Energy drinks have become insanely popular, and some are utterly horrible in terms of unwise amounts of caffeine and sugar. You may recall the headlines about a few teens dying due to the overuse of energy drinks. A young client pointed out to me that my bias against energy drinks is basically because I am old-fashioned (guilty!) and it’s hypocritical to approve of coffee and poo-poo energy drinks. I had to agree since there are coffee drinks that also have excessive amounts of caffeine. But to me, it’s rather like the marijuana of today, which is not like the weed of yesteryear. It’s more potent and can be consumed in a myriad of ways. 400 mg of caffeine is considered the “safe” daily dose for a healthy adult, an 8 oz cup of regular coffee has around 100 mg. Some energy drinks have 200 mg, or more, in one 12 or 16-oz can.

However one may choose to consume caffeine, being mindful of the dose and how your body responds is important. This drug increases heart rate and blood pressure, disrupts sleep, and creates “shakiness” that mimics trembling caused by fear. Caffeinated drinks can increase dehydration, which creates discomfort and a sense of unease. For anyone with anxiety or sleep difficulties, assessing your caffeine intake is essential. DO NOT cease caffeine cold turkey unless told to do so by a medical professional. Withdrawal headaches are awful and unnecessary – titrating down over several days is better. Ceasing caffeine several hours before bedtime is generally recommended to prevent interference with sleep. Research indicates, and it has been my experience as well, that the ability to tolerate caffeine changes with age, so older adults may not be able to handle it as well as when they were younger.

While we are on the topic of socially acceptable and common drugs, both alcohol and marijuana can exacerbate anxiety. There is science behind the “hanxiety” of post-drinking anxiety. (For a literally sobering take on alcohol use, check out the Huberman Lab Podcast episode on alcohol, I guarantee you will never think about alcohol the same way again, so be warned). And for some folks, marijuana increases anxious feelings. This is contrary to our traditional understanding of marijuana as a relaxing drug, but everyone is different and for some people, marijuana is not helpful for the nervous system. I have worked with clients who were long-term users and noted that the effect of smoking had changed for them. For anyone who is struggling with anxiety, it’s helpful to consider experimenting with a period of reduced use or abstinence from any substance to see how you feel.

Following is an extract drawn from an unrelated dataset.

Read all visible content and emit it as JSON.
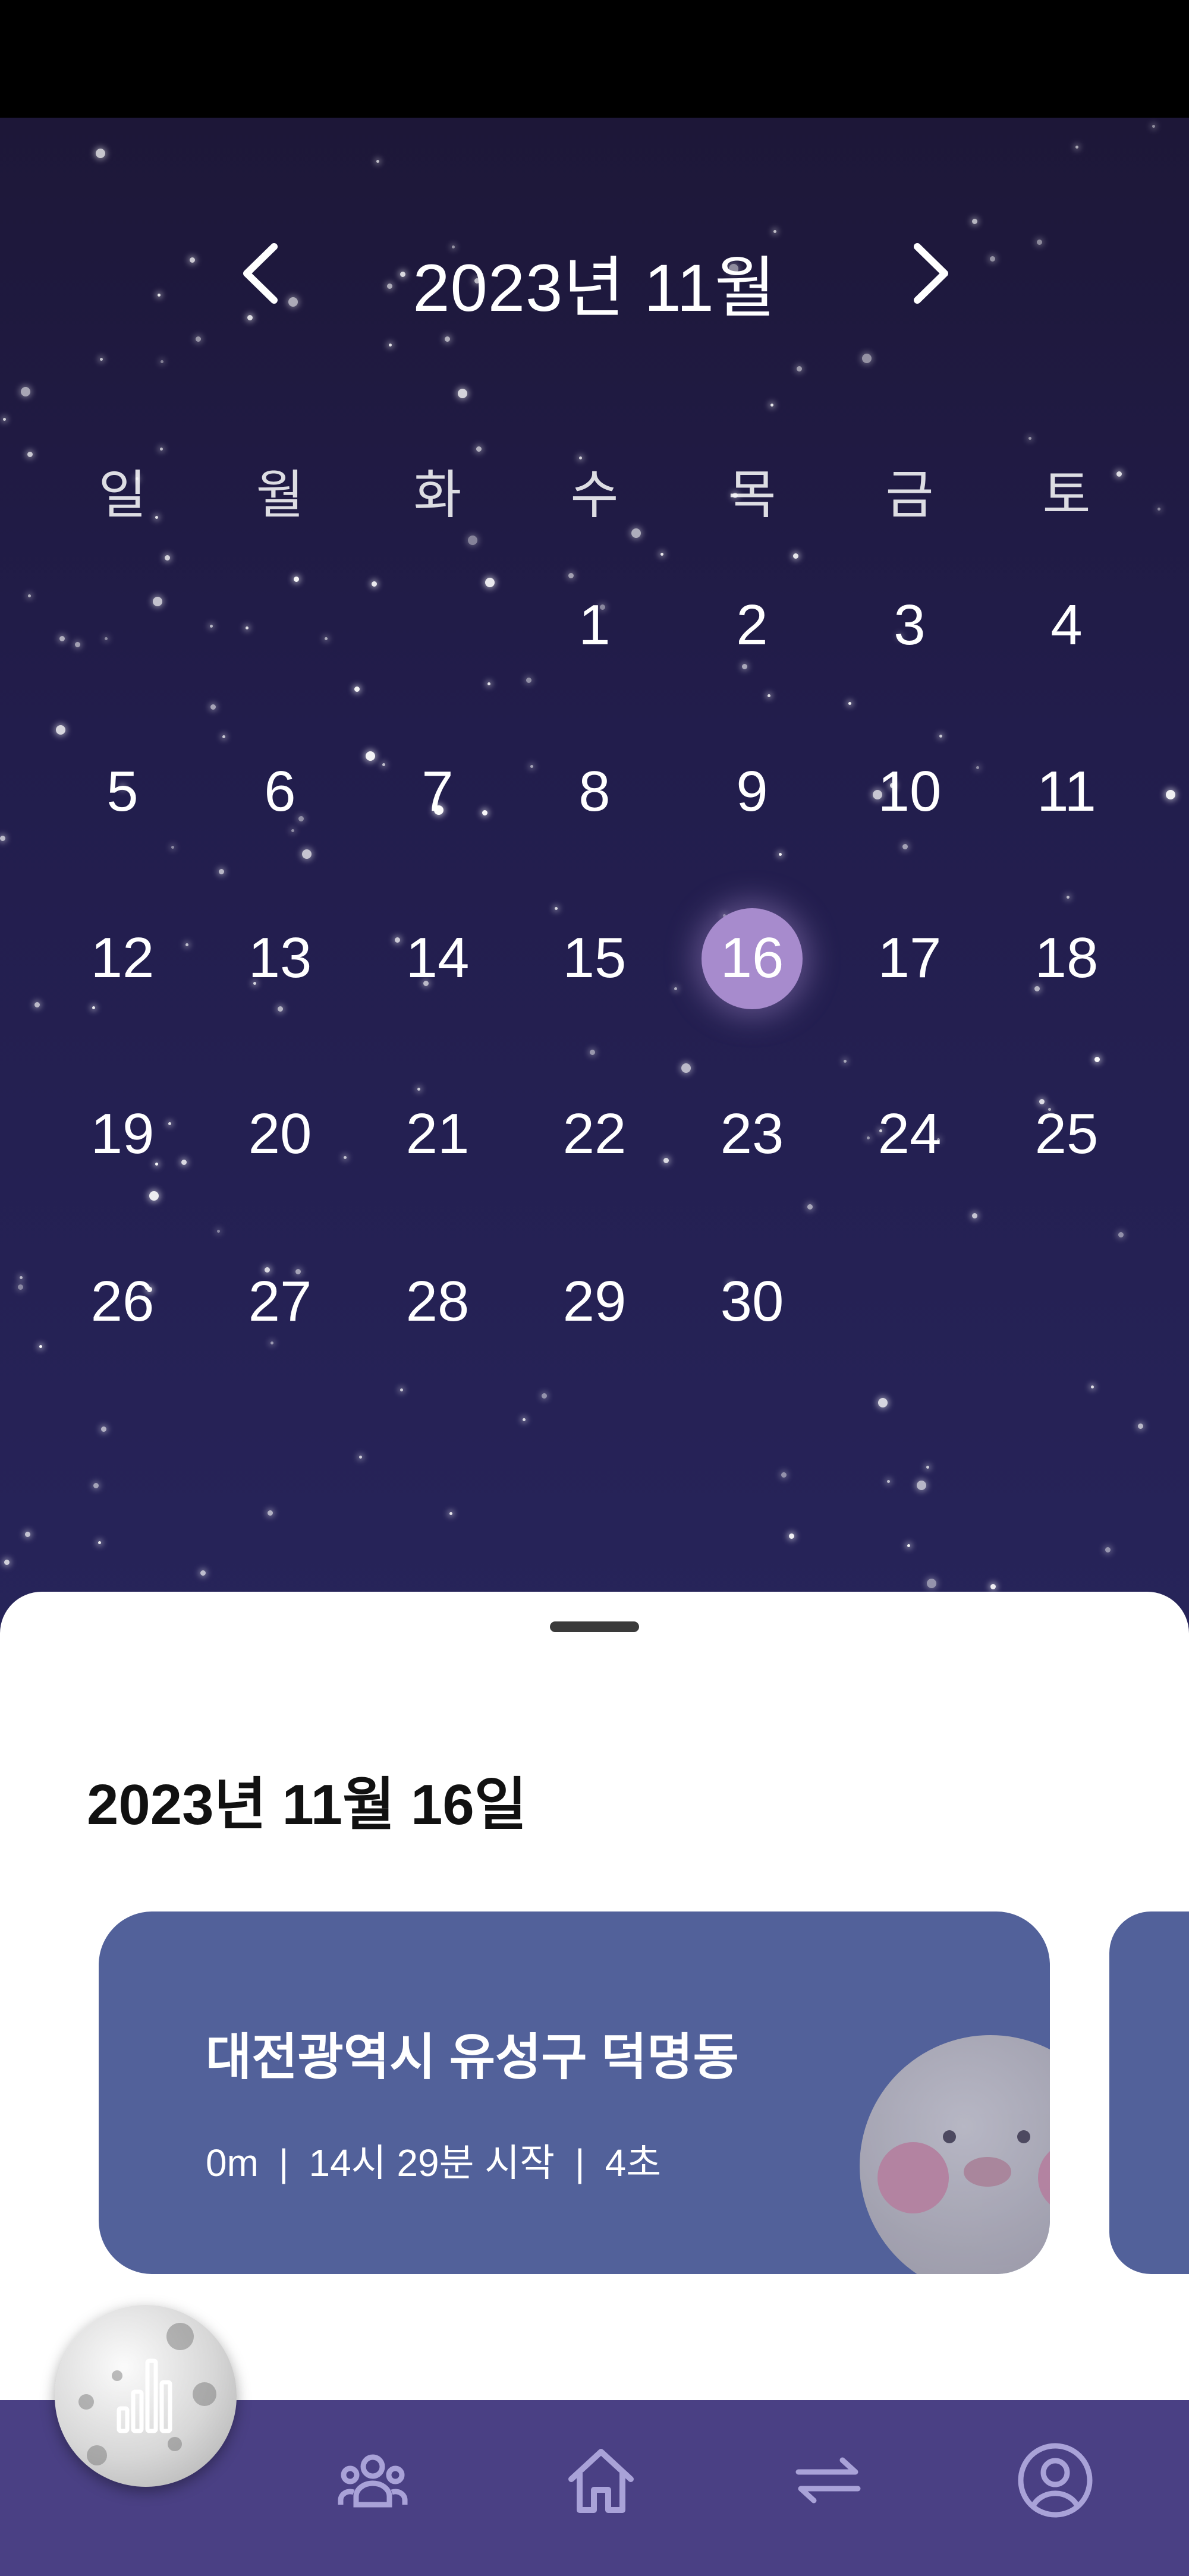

The “Doomscrolling” Trap

Second, on my list of unintentional anxiety-increasing behaviors is the usage of “addictive” media. This includes any kind of news, especially cable news and social media. There has been a lot written about this, particularly in the last few years. My take on it is that our brains are not wired to manage the firehose blast of information that comes at us in the 24-hour global news environment. Content producers of all kinds know that stimulating people emotionally is good for business and that anger and fear keep people watching. Many folks are finding it helpful to limit their consumption of all media, with social media fasts or news diets. Put your phone down and breathe. Take a break from the doomscrolling, turn off notifications, and try to be present in your moment. There is an admittedly difficult balance between remaining engaged and reasonably well-informed about what’s happening in the world and being overwhelmed to the point of helplessness and panic. There’s plenty of good content out there for people who want some ideas about how to conduct their own media diet.

Anxiety from Others

The third behavior that may contribute to anxiety is the company we choose to keep. We are herd animals, and acutely impacted by the moods and behaviors of the other humans we are in the presence of. Particularly for sensitive or empathic folks, stress and anxiety can be contagious. If possible, manage your contact with those who are prone to be chronically negative and distressed, prone to “drama” and want you to engage in all that with them. That coworker who stresses you out by gossiping and bitching all the time, that friend who always has a new crisis going on, the family member who forwards you alarming news stories every few hours – try to find ways of reducing those interactions. Boundaries can be huge for your peace of mind in these situations.

Anxiety is difficult enough to deal with without adding to it through our habits and behaviors. Considering ways we’re accidentally adding to our anxiety can help us choose actions that will reduce our anxiety and improve our quality of life.